Origins of the Thoroughbred
Horseracing is the second most popular spectator sport in the country and nowhere more so than in Yorkshire. The county is steeped in racing history and the industry is worth over £300 million to Yorkshire’s economy.
But a lesser know fact is where the modern-day thoroughbred originated – of course it was in Yorkshire!
Charlotte Russell from Go Racing In Yorkshire said,
“Racing is so prevalent in Yorkshire, but not many people are aware of its contribution to the origins of the modern-day thoroughbred. As a county with nine racecourses, two major training centres, the National Horseracing College, Goffs sales ring and Jack Berry House, it’s not surprising to learn that Yorkshire was involved right at the beginning.”
Charles II was responsible for resurrecting the Sport of Kings in the 1660’s and while Newmarket became the racing centre, it’s renaissance began in Yorkshire.
The three founding stallions, The Byerley Turk, Darley Arabian and Godolphin Arabian were either from or have close connections to the white rose county. They were among the Oriental stallions imported to Britain in the late 1600’s and early 1700’s. The Byerley Turk took up residence with Captain Robert Byerley at Goldsborough Hall near Knaresborough, where he is also buried, while the Darley Arabian was a gift from Thomas Darley to his brother Henry, who lived at Aldby Park, near York.
The Godolphin Arabian eventually made his way into the ownership of Lord Godolphin and lived at his stud at Gog Magog in Cambridgeshire. Lord Godolphin had family and friends in Yorkshire, he was the godfather of Sir Marmaduke Wyvill, from Constable Burton, who’s daughter was married to King Charles II’s stud master, giving him access to some well-bred mares.
Of all the stallions that were imported, it is the genes of these three stallions that prevailed. They combined to produce the three progenitors, Matchem, Herod and Eclipse. These three horses share 14 common ancestors and the Byerley Turk is found in each of these pedigrees, along with either the Darley Arabian or the Godolphin Arabian.
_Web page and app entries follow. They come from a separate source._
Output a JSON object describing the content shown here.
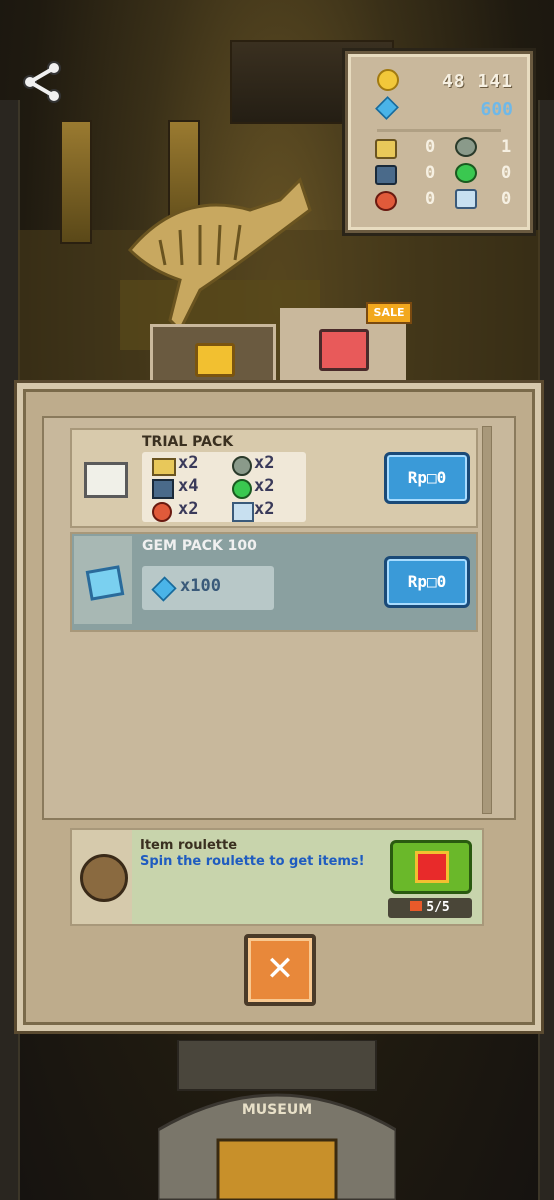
{
  "stats": {
    "coins": "48 141",
    "gems": "600",
    "inventory": [
      {
        "icon": "ticket-icon",
        "value": "0"
      },
      {
        "icon": "magnifier-icon",
        "value": "1"
      },
      {
        "icon": "trash-bin-icon",
        "value": "0"
      },
      {
        "icon": "potion-icon",
        "value": "0"
      },
      {
        "icon": "stop-icon",
        "value": "0"
      },
      {
        "icon": "robot-icon",
        "value": "0"
      }
    ]
  },
  "tabs": {
    "sale_badge": "SALE"
  },
  "shop": {
    "packs": [
      {
        "title": "TRIAL PACK",
        "items": [
          "x2",
          "x2",
          "x4",
          "x2",
          "x2",
          "x2"
        ],
        "price": "Rp□0"
      },
      {
        "title": "GEM PACK 100",
        "items": [
          "x100"
        ],
        "price": "Rp□0"
      }
    ],
    "roulette": {
      "title": "Item roulette",
      "description": "Spin the roulette to get items!",
      "counter": "5/5"
    },
    "close_symbol": "✕"
  },
  "building": {
    "sign": "MUSEUM"
  },
  "colors": {
    "accent_blue": "#3a9ad8",
    "spin_green": "#6ab82a",
    "close_orange": "#e8883a"
  }
}
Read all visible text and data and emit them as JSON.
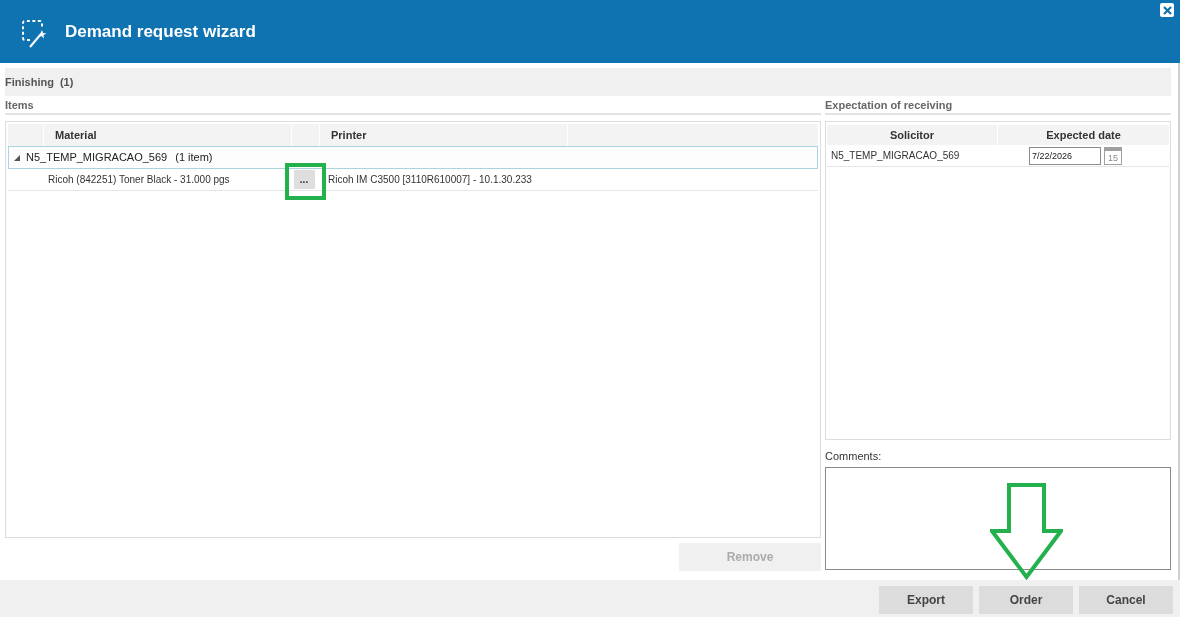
{
  "window": {
    "title": "Demand request wizard"
  },
  "step": {
    "label": "Finishing",
    "count": "(1)"
  },
  "items": {
    "title": "Items",
    "columns": [
      "Material",
      "Printer"
    ],
    "groups": [
      {
        "name": "N5_TEMP_MIGRACAO_569",
        "count": "(1 item)",
        "expanded": true,
        "selected": true,
        "rows": [
          {
            "material": "Ricoh (842251) Toner Black - 31.000 pgs",
            "action": "...",
            "highlighted": true,
            "printer": "Ricoh IM C3500 [3110R610007] - 10.1.30.233"
          }
        ]
      }
    ]
  },
  "remove": {
    "label": "Remove",
    "disabled": true
  },
  "expectation": {
    "title": "Expectation of receiving",
    "columns": [
      "Solicitor",
      "Expected date"
    ],
    "rows": [
      {
        "solicitor": "N5_TEMP_MIGRACAO_569",
        "expected_date": "7/22/2026",
        "calendar_day": "15"
      }
    ]
  },
  "comments": {
    "label": "Comments:"
  },
  "footer": {
    "buttons": [
      {
        "label": "Export",
        "pointed": false
      },
      {
        "label": "Order",
        "pointed": true
      },
      {
        "label": "Cancel",
        "pointed": false
      }
    ]
  }
}
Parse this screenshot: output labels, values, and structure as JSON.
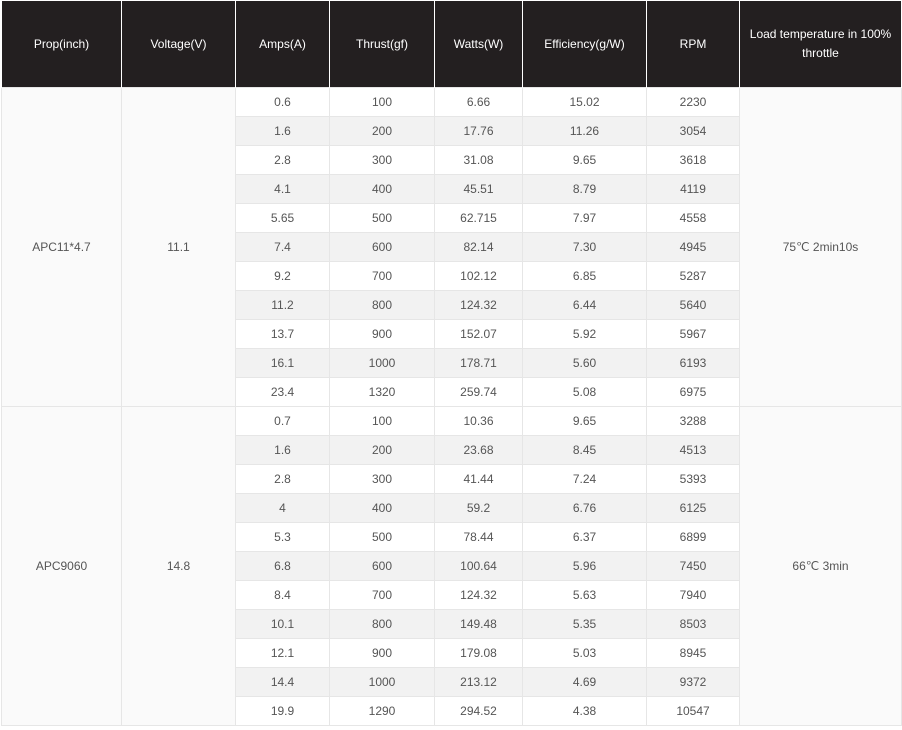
{
  "table": {
    "headers": [
      "Prop(inch)",
      "Voltage(V)",
      "Amps(A)",
      "Thrust(gf)",
      "Watts(W)",
      "Efficiency(g/W)",
      "RPM",
      "Load temperature in 100% throttle"
    ],
    "groups": [
      {
        "prop": "APC11*4.7",
        "voltage": "11.1",
        "temperature": "75℃ 2min10s",
        "rows": [
          [
            "0.6",
            "100",
            "6.66",
            "15.02",
            "2230"
          ],
          [
            "1.6",
            "200",
            "17.76",
            "11.26",
            "3054"
          ],
          [
            "2.8",
            "300",
            "31.08",
            "9.65",
            "3618"
          ],
          [
            "4.1",
            "400",
            "45.51",
            "8.79",
            "4119"
          ],
          [
            "5.65",
            "500",
            "62.715",
            "7.97",
            "4558"
          ],
          [
            "7.4",
            "600",
            "82.14",
            "7.30",
            "4945"
          ],
          [
            "9.2",
            "700",
            "102.12",
            "6.85",
            "5287"
          ],
          [
            "11.2",
            "800",
            "124.32",
            "6.44",
            "5640"
          ],
          [
            "13.7",
            "900",
            "152.07",
            "5.92",
            "5967"
          ],
          [
            "16.1",
            "1000",
            "178.71",
            "5.60",
            "6193"
          ],
          [
            "23.4",
            "1320",
            "259.74",
            "5.08",
            "6975"
          ]
        ]
      },
      {
        "prop": "APC9060",
        "voltage": "14.8",
        "temperature": "66℃ 3min",
        "rows": [
          [
            "0.7",
            "100",
            "10.36",
            "9.65",
            "3288"
          ],
          [
            "1.6",
            "200",
            "23.68",
            "8.45",
            "4513"
          ],
          [
            "2.8",
            "300",
            "41.44",
            "7.24",
            "5393"
          ],
          [
            "4",
            "400",
            "59.2",
            "6.76",
            "6125"
          ],
          [
            "5.3",
            "500",
            "78.44",
            "6.37",
            "6899"
          ],
          [
            "6.8",
            "600",
            "100.64",
            "5.96",
            "7450"
          ],
          [
            "8.4",
            "700",
            "124.32",
            "5.63",
            "7940"
          ],
          [
            "10.1",
            "800",
            "149.48",
            "5.35",
            "8503"
          ],
          [
            "12.1",
            "900",
            "179.08",
            "5.03",
            "8945"
          ],
          [
            "14.4",
            "1000",
            "213.12",
            "4.69",
            "9372"
          ],
          [
            "19.9",
            "1290",
            "294.52",
            "4.38",
            "10547"
          ]
        ]
      }
    ]
  }
}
Today, 95% of all thoroughbreds trace their genetics back to Eclipse through the male tail line and hence the Darley Arabian. The Byerley Turk is represented through Herod of whom, Pearl Secret, a winner of the Beverley Bullet, who stands at Norton Grove stud near Yorkshire, is one of the very few stallions continuing this line. Alarmingly the Matchem line, which descends from the Godolphin Arabian and the Herod/Byerley Turk line are in serious decline.
Go Racing In Yorkshire is keen to promote the Yorkshire heritage of the modern thoroughbred and a dedicated website has been developed to provide more information. Please visit www.yorkshirethoroughbred.co.uk.